## What you are asked to do
The result should be all the records, exact and complete, without a single picture.

Records contained in a dataset:
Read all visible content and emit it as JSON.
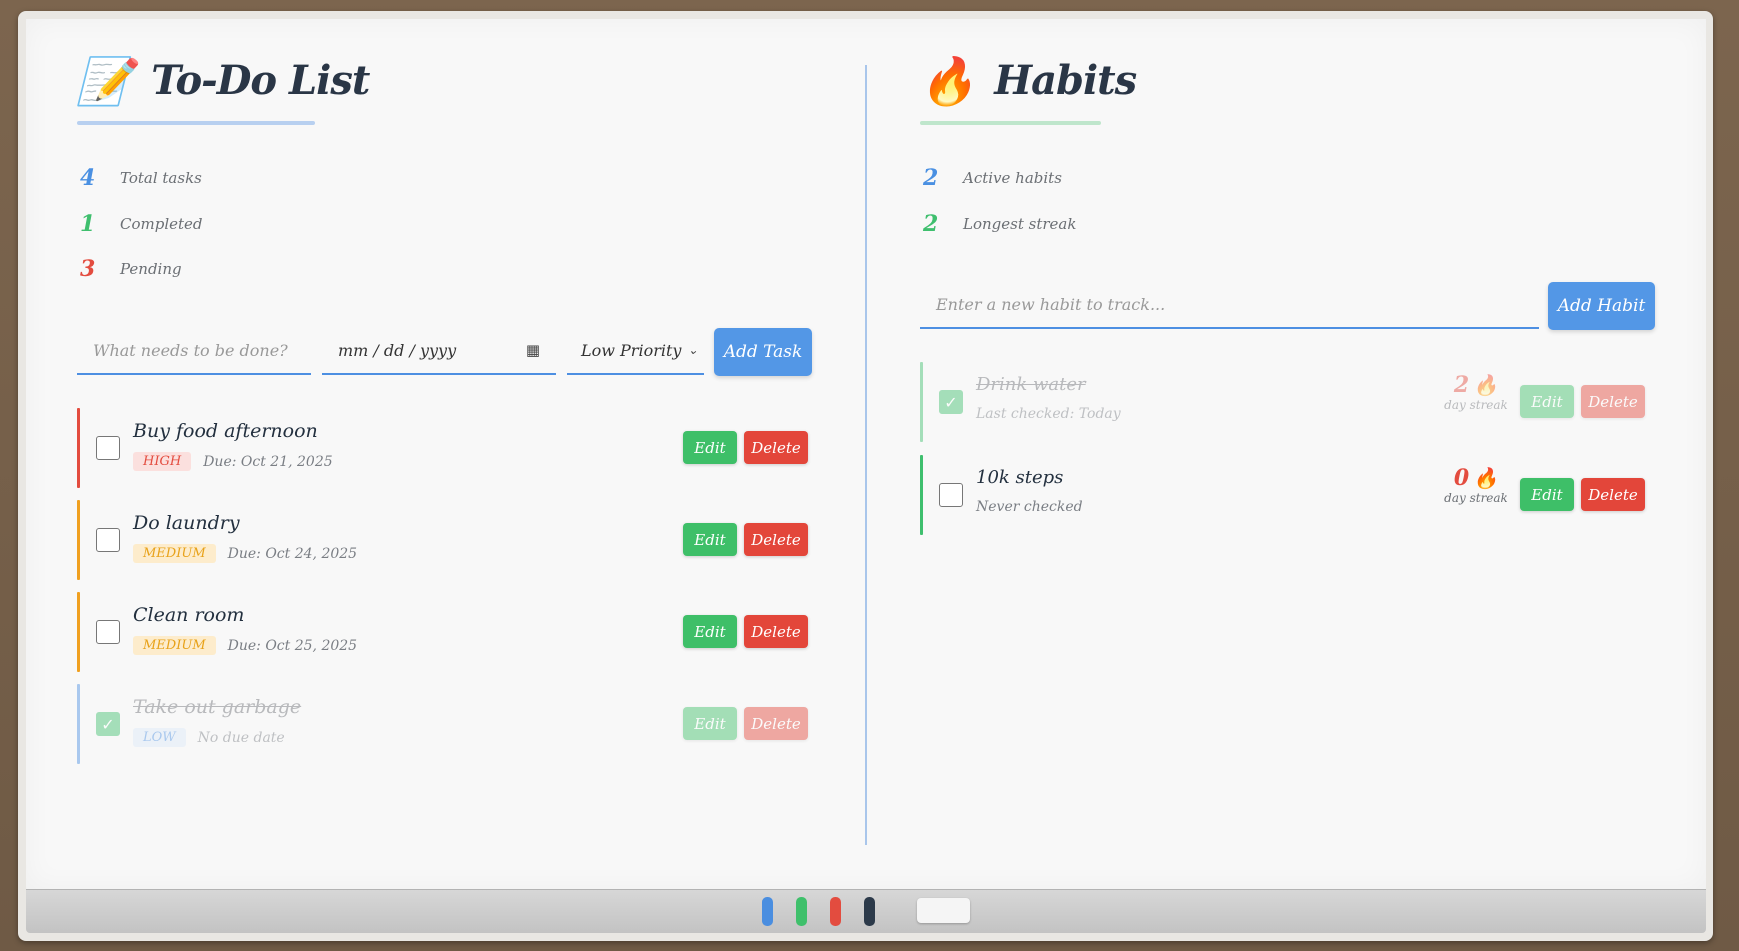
{
  "todo": {
    "title": "To-Do List",
    "title_icon": "memo-pencil-icon",
    "stats": [
      {
        "value": "4",
        "label": "Total tasks",
        "color": "#4a90e2"
      },
      {
        "value": "1",
        "label": "Completed",
        "color": "#3fbf6e"
      },
      {
        "value": "3",
        "label": "Pending",
        "color": "#e34c3f"
      }
    ],
    "input_placeholder": "What needs to be done?",
    "date_placeholder": "mm / dd / yyyy",
    "priority_selected": "Low Priority",
    "add_button": "Add Task",
    "tasks": [
      {
        "name": "Buy food afternoon",
        "priority": "HIGH",
        "due": "Due: Oct 21, 2025",
        "done": false,
        "edit": "Edit",
        "delete": "Delete"
      },
      {
        "name": "Do laundry",
        "priority": "MEDIUM",
        "due": "Due: Oct 24, 2025",
        "done": false,
        "edit": "Edit",
        "delete": "Delete"
      },
      {
        "name": "Clean room",
        "priority": "MEDIUM",
        "due": "Due: Oct 25, 2025",
        "done": false,
        "edit": "Edit",
        "delete": "Delete"
      },
      {
        "name": "Take out garbage",
        "priority": "LOW",
        "due": "No due date",
        "done": true,
        "edit": "Edit",
        "delete": "Delete"
      }
    ]
  },
  "habits": {
    "title": "Habits",
    "title_icon": "fire-icon",
    "stats": [
      {
        "value": "2",
        "label": "Active habits",
        "color": "#4a90e2"
      },
      {
        "value": "2",
        "label": "Longest streak",
        "color": "#3fbf6e"
      }
    ],
    "input_placeholder": "Enter a new habit to track...",
    "add_button": "Add Habit",
    "items": [
      {
        "name": "Drink water",
        "status": "Last checked: Today",
        "streak": "2",
        "streak_label": "day streak",
        "done": true,
        "edit": "Edit",
        "delete": "Delete"
      },
      {
        "name": "10k steps",
        "status": "Never checked",
        "streak": "0",
        "streak_label": "day streak",
        "done": false,
        "edit": "Edit",
        "delete": "Delete"
      }
    ]
  },
  "colors": {
    "high": "#e34c3f",
    "medium": "#f0a020",
    "low": "#a9c6eb",
    "primary": "#5397e6",
    "edit": "#3ebf68",
    "delete": "#e3463a"
  }
}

## Exercise solution
Read all visible content and emit it as JSON.
{
  "todo": {
    "title": "To-Do List",
    "title_icon": "memo-pencil-icon",
    "stats": [
      {
        "value": "4",
        "label": "Total tasks",
        "color": "#4a90e2"
      },
      {
        "value": "1",
        "label": "Completed",
        "color": "#3fbf6e"
      },
      {
        "value": "3",
        "label": "Pending",
        "color": "#e34c3f"
      }
    ],
    "input_placeholder": "What needs to be done?",
    "date_placeholder": "mm / dd / yyyy",
    "priority_selected": "Low Priority",
    "add_button": "Add Task",
    "tasks": [
      {
        "name": "Buy food afternoon",
        "priority": "HIGH",
        "due": "Due: Oct 21, 2025",
        "done": false,
        "edit": "Edit",
        "delete": "Delete"
      },
      {
        "name": "Do laundry",
        "priority": "MEDIUM",
        "due": "Due: Oct 24, 2025",
        "done": false,
        "edit": "Edit",
        "delete": "Delete"
      },
      {
        "name": "Clean room",
        "priority": "MEDIUM",
        "due": "Due: Oct 25, 2025",
        "done": false,
        "edit": "Edit",
        "delete": "Delete"
      },
      {
        "name": "Take out garbage",
        "priority": "LOW",
        "due": "No due date",
        "done": true,
        "edit": "Edit",
        "delete": "Delete"
      }
    ]
  },
  "habits": {
    "title": "Habits",
    "title_icon": "fire-icon",
    "stats": [
      {
        "value": "2",
        "label": "Active habits",
        "color": "#4a90e2"
      },
      {
        "value": "2",
        "label": "Longest streak",
        "color": "#3fbf6e"
      }
    ],
    "input_placeholder": "Enter a new habit to track...",
    "add_button": "Add Habit",
    "items": [
      {
        "name": "Drink water",
        "status": "Last checked: Today",
        "streak": "2",
        "streak_label": "day streak",
        "done": true,
        "edit": "Edit",
        "delete": "Delete"
      },
      {
        "name": "10k steps",
        "status": "Never checked",
        "streak": "0",
        "streak_label": "day streak",
        "done": false,
        "edit": "Edit",
        "delete": "Delete"
      }
    ]
  },
  "colors": {
    "high": "#e34c3f",
    "medium": "#f0a020",
    "low": "#a9c6eb",
    "primary": "#5397e6",
    "edit": "#3ebf68",
    "delete": "#e3463a"
  }
}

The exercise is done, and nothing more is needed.